- Available data:
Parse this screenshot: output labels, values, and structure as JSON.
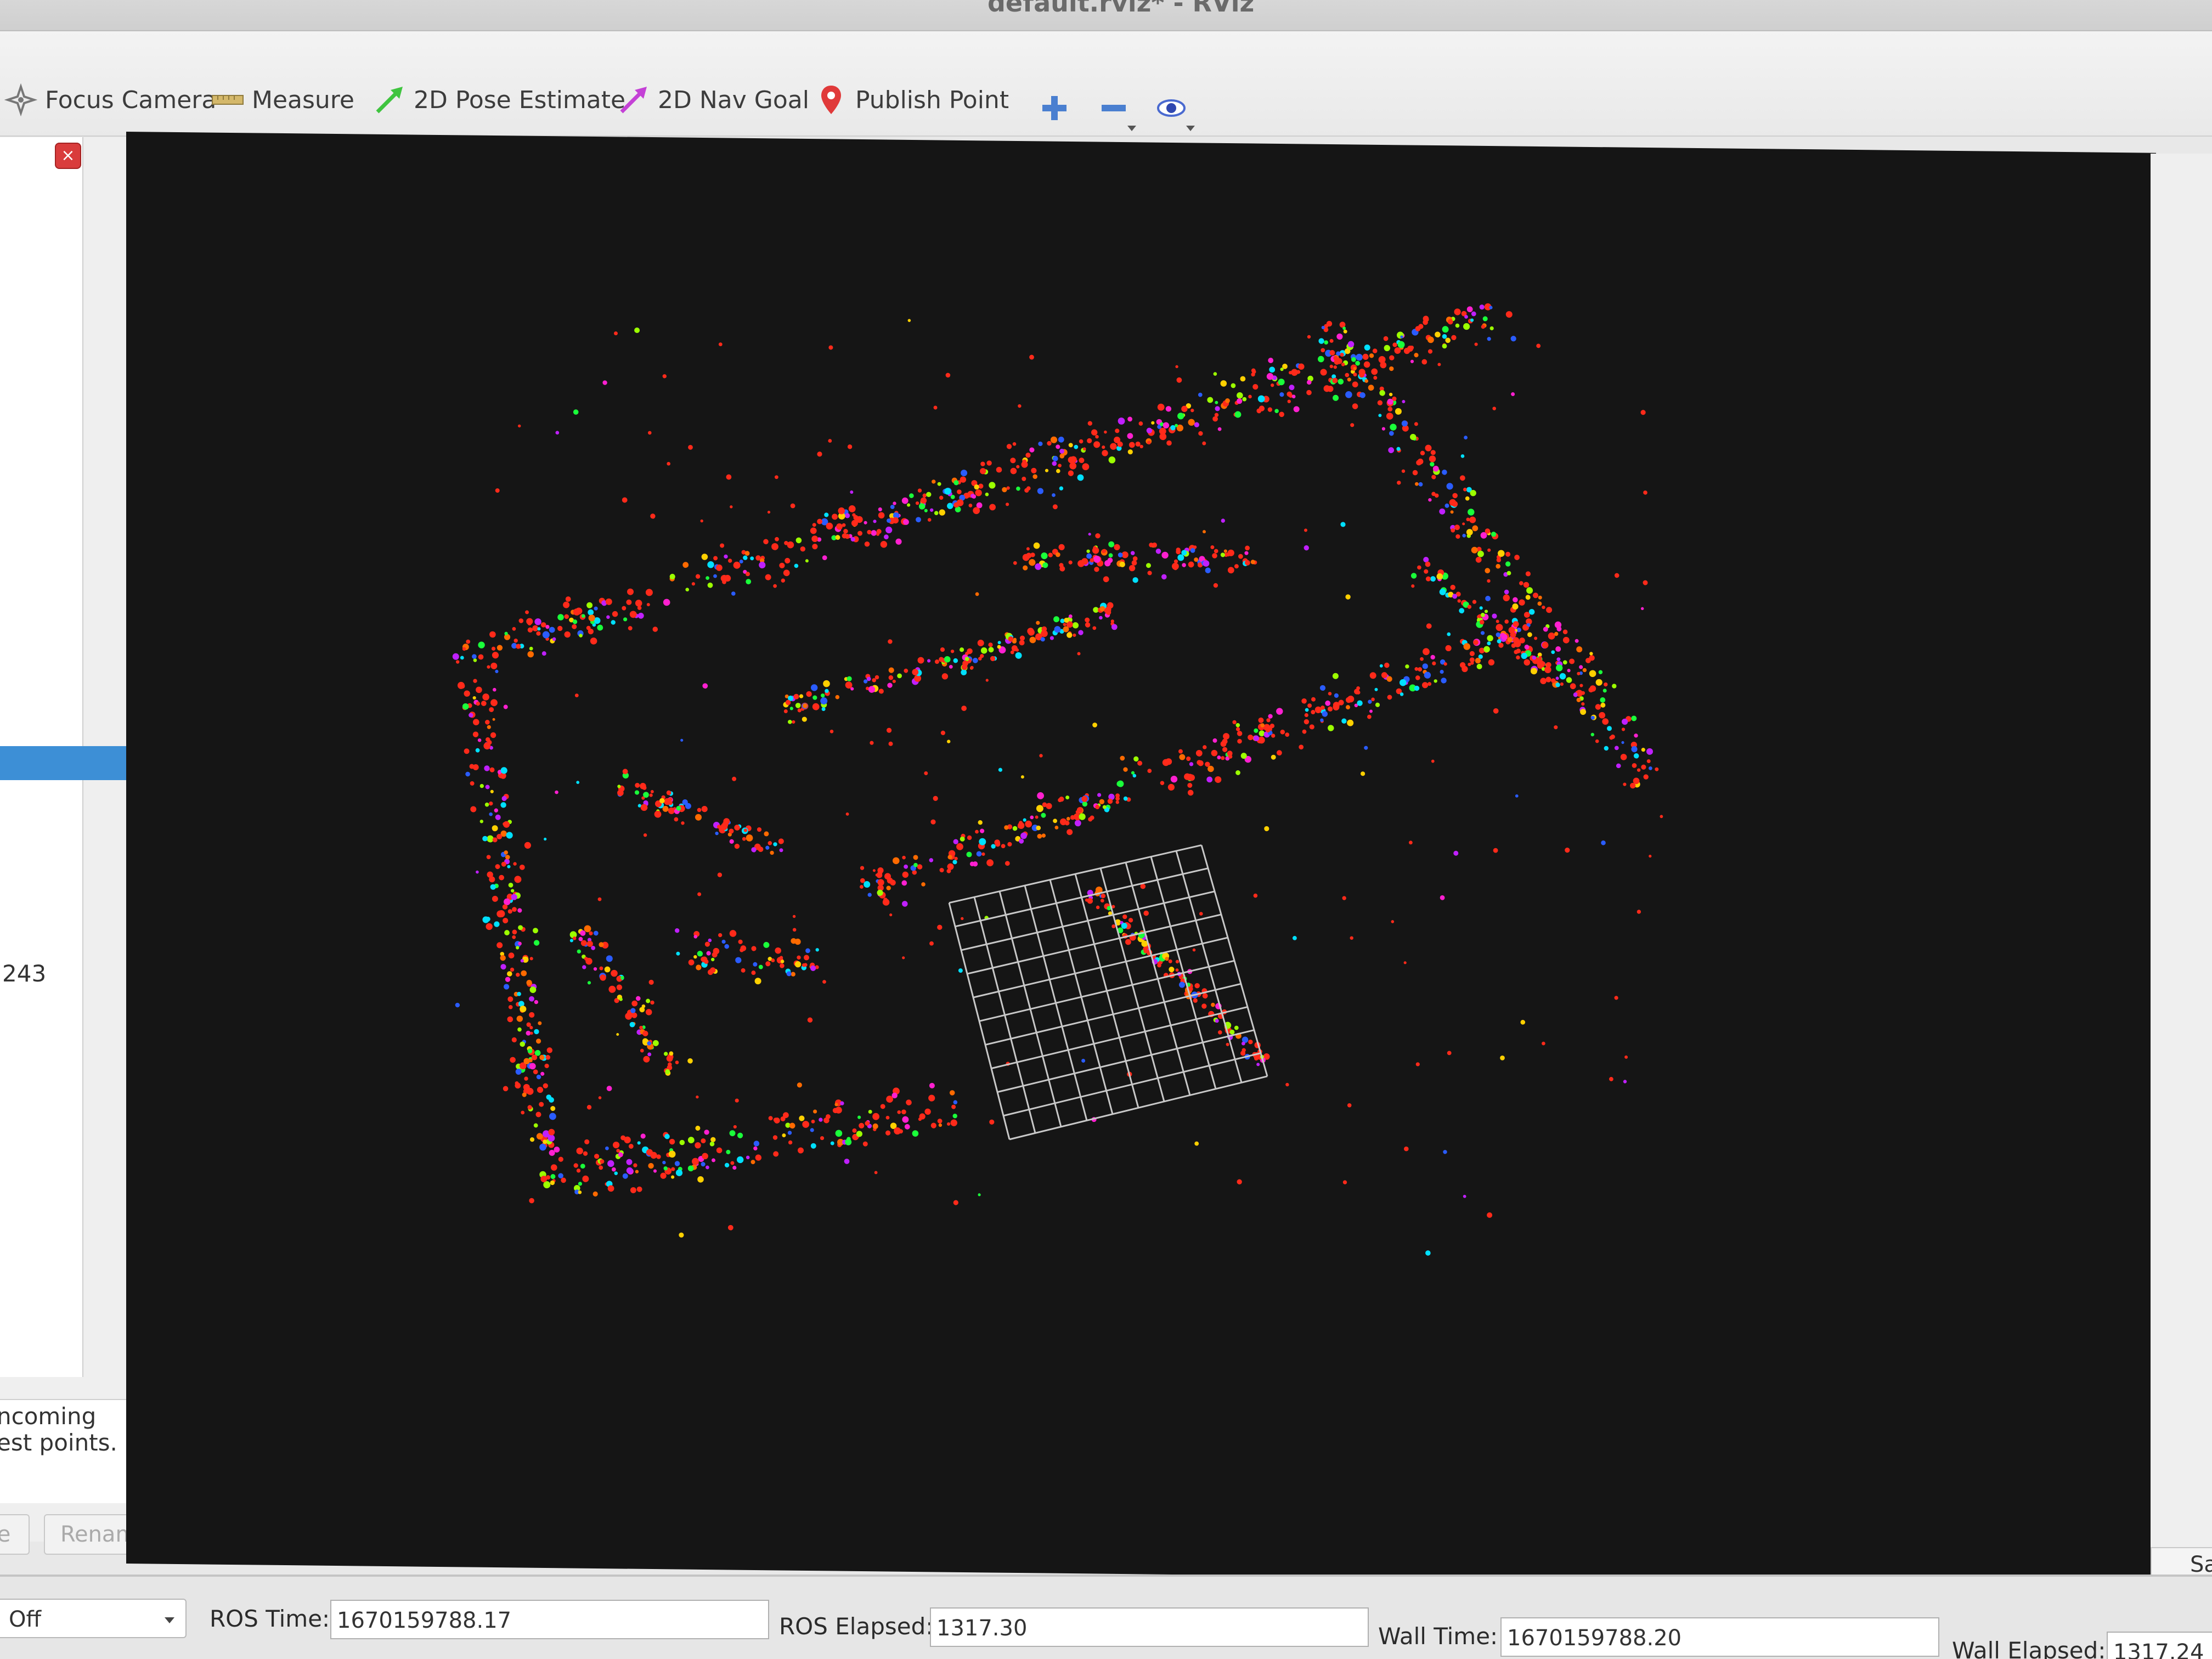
{
  "window": {
    "title": "default.rviz* - RViz"
  },
  "toolbar": {
    "focus_camera": "Focus Camera",
    "measure": "Measure",
    "pose_estimate": "2D Pose Estimate",
    "nav_goal": "2D Nav Goal",
    "publish_point": "Publish Point",
    "icons": [
      "move-camera-icon",
      "zoom-in-icon",
      "zoom-out-icon",
      "eye-icon"
    ]
  },
  "left_panel": {
    "value": "243",
    "description_line1": "ncoming",
    "description_line2": "est points.",
    "button_left": "e",
    "button_rename": "Rename"
  },
  "right_panel": {
    "save_button": "Sa"
  },
  "time_bar": {
    "sync_mode": "Off",
    "ros_time_label": "ROS Time:",
    "ros_time_value": "1670159788.17",
    "ros_elapsed_label": "ROS Elapsed:",
    "ros_elapsed_value": "1317.30",
    "wall_time_label": "Wall Time:",
    "wall_time_value": "1670159788.20",
    "wall_elapsed_label": "Wall Elapsed:",
    "wall_elapsed_value": "1317.24"
  },
  "colors": {
    "viewport_bg": "#151515",
    "grid": "#c8c8c8",
    "selection": "#3d8fd6",
    "point_palette": [
      "#ff2a1a",
      "#ff6a00",
      "#ffd000",
      "#9cff00",
      "#1aff3a",
      "#00e0ff",
      "#2a5cff",
      "#c020ff",
      "#ff20d0"
    ]
  }
}
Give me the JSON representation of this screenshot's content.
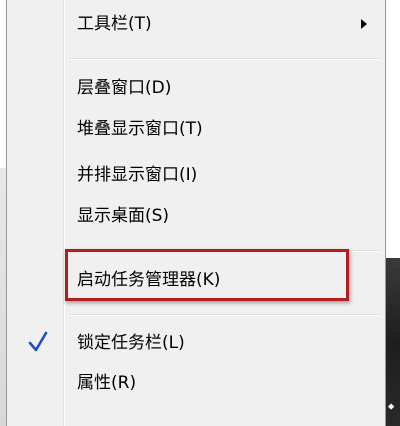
{
  "menu": {
    "items": [
      {
        "label": "工具栏(T)",
        "has_submenu": true,
        "checked": false
      },
      {
        "label": "层叠窗口(D)",
        "has_submenu": false,
        "checked": false
      },
      {
        "label": "堆叠显示窗口(T)",
        "has_submenu": false,
        "checked": false
      },
      {
        "label": "并排显示窗口(I)",
        "has_submenu": false,
        "checked": false
      },
      {
        "label": "显示桌面(S)",
        "has_submenu": false,
        "checked": false
      },
      {
        "label": "启动任务管理器(K)",
        "has_submenu": false,
        "checked": false,
        "highlighted": true
      },
      {
        "label": "锁定任务栏(L)",
        "has_submenu": false,
        "checked": true
      },
      {
        "label": "属性(R)",
        "has_submenu": false,
        "checked": false
      }
    ]
  },
  "colors": {
    "menu_background": "#f0f0f0",
    "highlight_border": "#b21e1e",
    "check_color": "#1f4fbf",
    "text": "#000000"
  },
  "icons": {
    "submenu_arrow": "chevron-right-icon",
    "checkmark": "checkmark-icon"
  }
}
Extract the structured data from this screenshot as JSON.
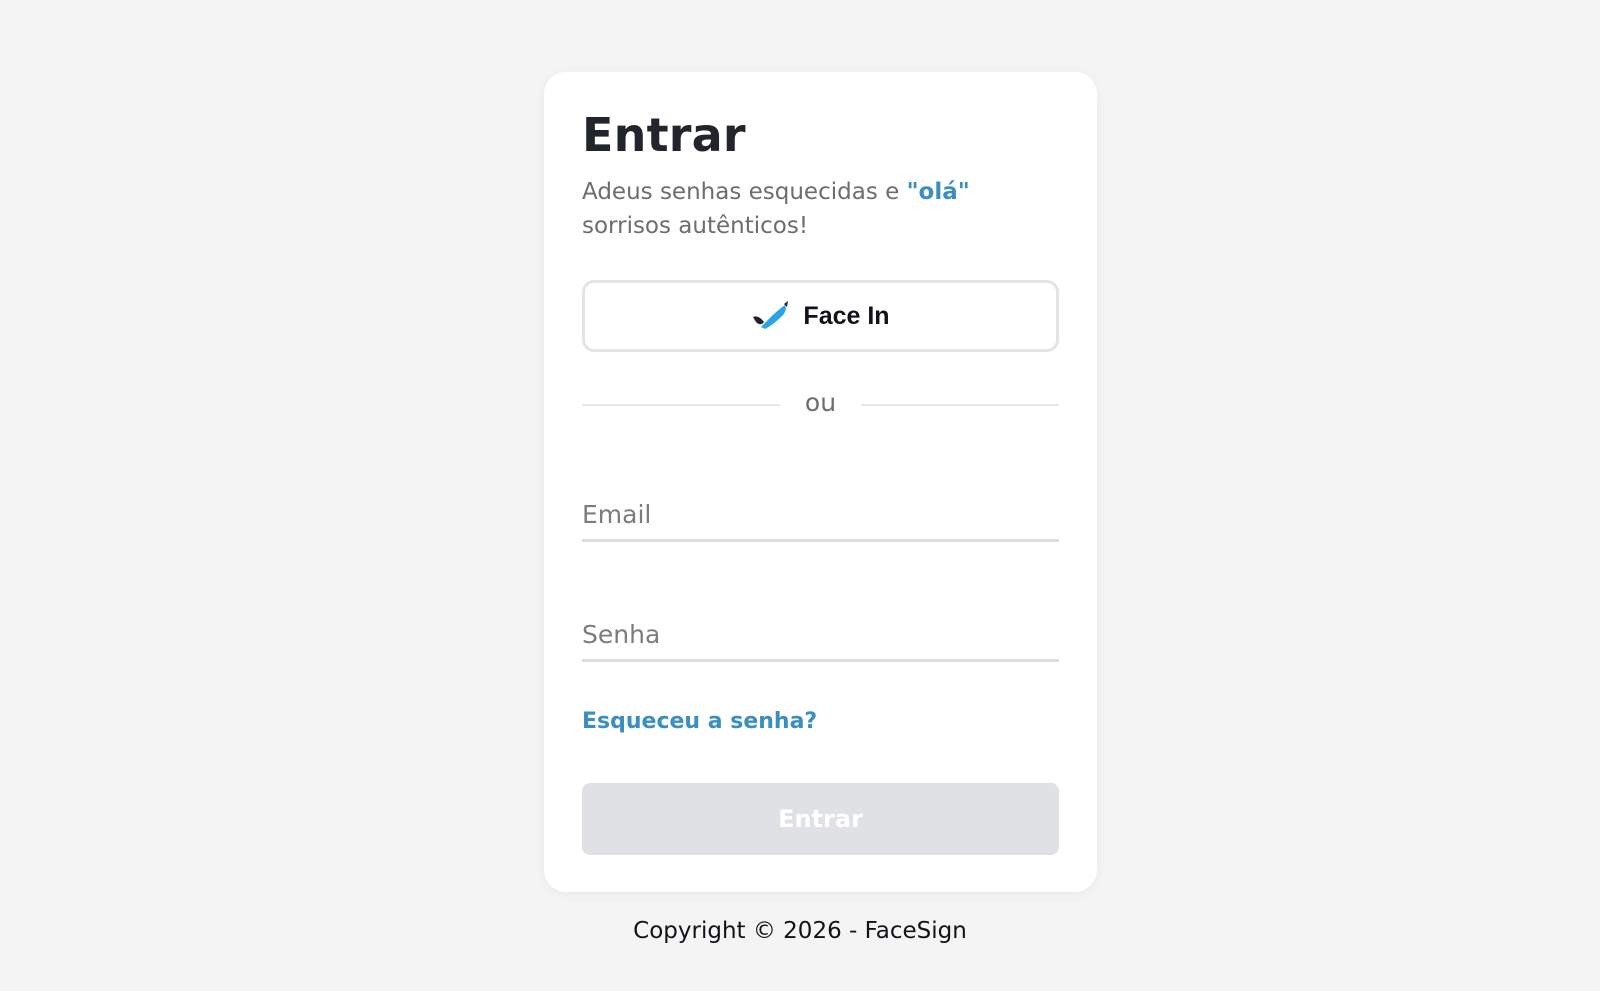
{
  "login": {
    "title": "Entrar",
    "subtitle_prefix": "Adeus senhas esquecidas e ",
    "subtitle_accent": "\"olá\"",
    "subtitle_suffix": " sorrisos autênticos!",
    "face_button_label": "Face In",
    "divider_text": "ou",
    "email_placeholder": "Email",
    "email_value": "",
    "password_placeholder": "Senha",
    "password_value": "",
    "forgot_label": "Esqueceu a senha?",
    "submit_label": "Entrar"
  },
  "footer": {
    "copyright": "Copyright © 2026 - FaceSign"
  },
  "icons": {
    "face_in_logo": "facesign-check-logo"
  },
  "colors": {
    "accent": "#3b8fc0",
    "background": "#f4f4f4",
    "submit_disabled": "#dfe1e5"
  }
}
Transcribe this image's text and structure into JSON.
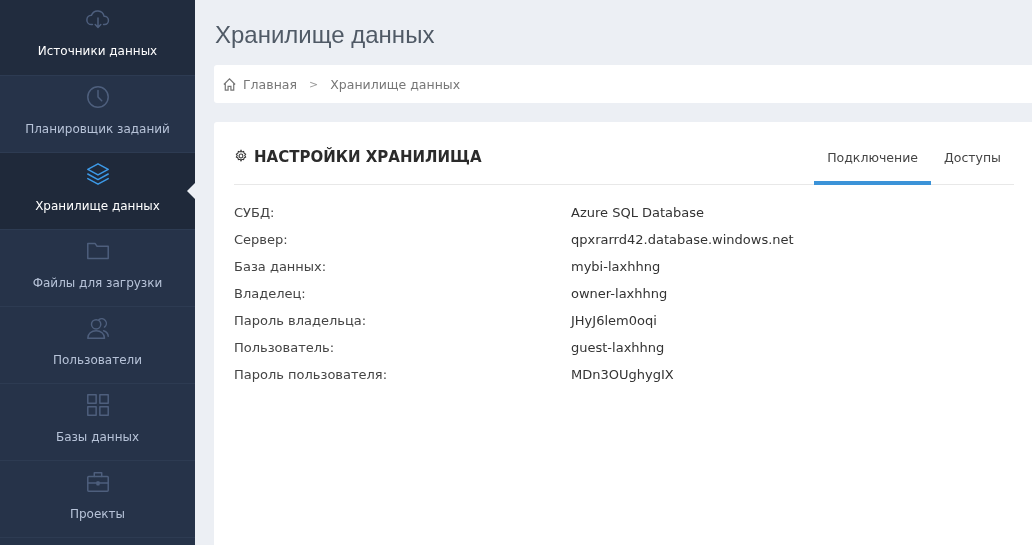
{
  "sidebar": {
    "items": [
      {
        "label": "Источники данных",
        "selected": false,
        "highlighted": true
      },
      {
        "label": "Планировщик заданий",
        "selected": false,
        "highlighted": false
      },
      {
        "label": "Хранилище данных",
        "selected": true,
        "highlighted": false
      },
      {
        "label": "Файлы для загрузки",
        "selected": false,
        "highlighted": false
      },
      {
        "label": "Пользователи",
        "selected": false,
        "highlighted": false
      },
      {
        "label": "Базы данных",
        "selected": false,
        "highlighted": false
      },
      {
        "label": "Проекты",
        "selected": false,
        "highlighted": false
      }
    ]
  },
  "page_title": "Хранилище данных",
  "breadcrumbs": [
    "Главная",
    "Хранилище данных"
  ],
  "breadcrumb_separator": ">",
  "panel": {
    "title": "НАСТРОЙКИ ХРАНИЛИЩА",
    "tabs": [
      {
        "label": "Подключение",
        "selected": true
      },
      {
        "label": "Доступы",
        "selected": false
      }
    ],
    "fields": [
      {
        "label": "СУБД:",
        "value": "Azure SQL Database"
      },
      {
        "label": "Сервер:",
        "value": "qpxrarrd42.database.windows.net"
      },
      {
        "label": "База данных:",
        "value": "mybi-laxhhng"
      },
      {
        "label": "Владелец:",
        "value": "owner-laxhhng"
      },
      {
        "label": "Пароль владельца:",
        "value": "JHyJ6lem0oqi"
      },
      {
        "label": "Пользователь:",
        "value": "guest-laxhhng"
      },
      {
        "label": "Пароль пользователя:",
        "value": "MDn3OUghygIX"
      }
    ]
  }
}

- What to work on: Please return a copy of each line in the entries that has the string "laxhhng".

- Task response:
        "value": "mybi-laxhhng"
        "value": "owner-laxhhng"
        "value": "guest-laxhhng"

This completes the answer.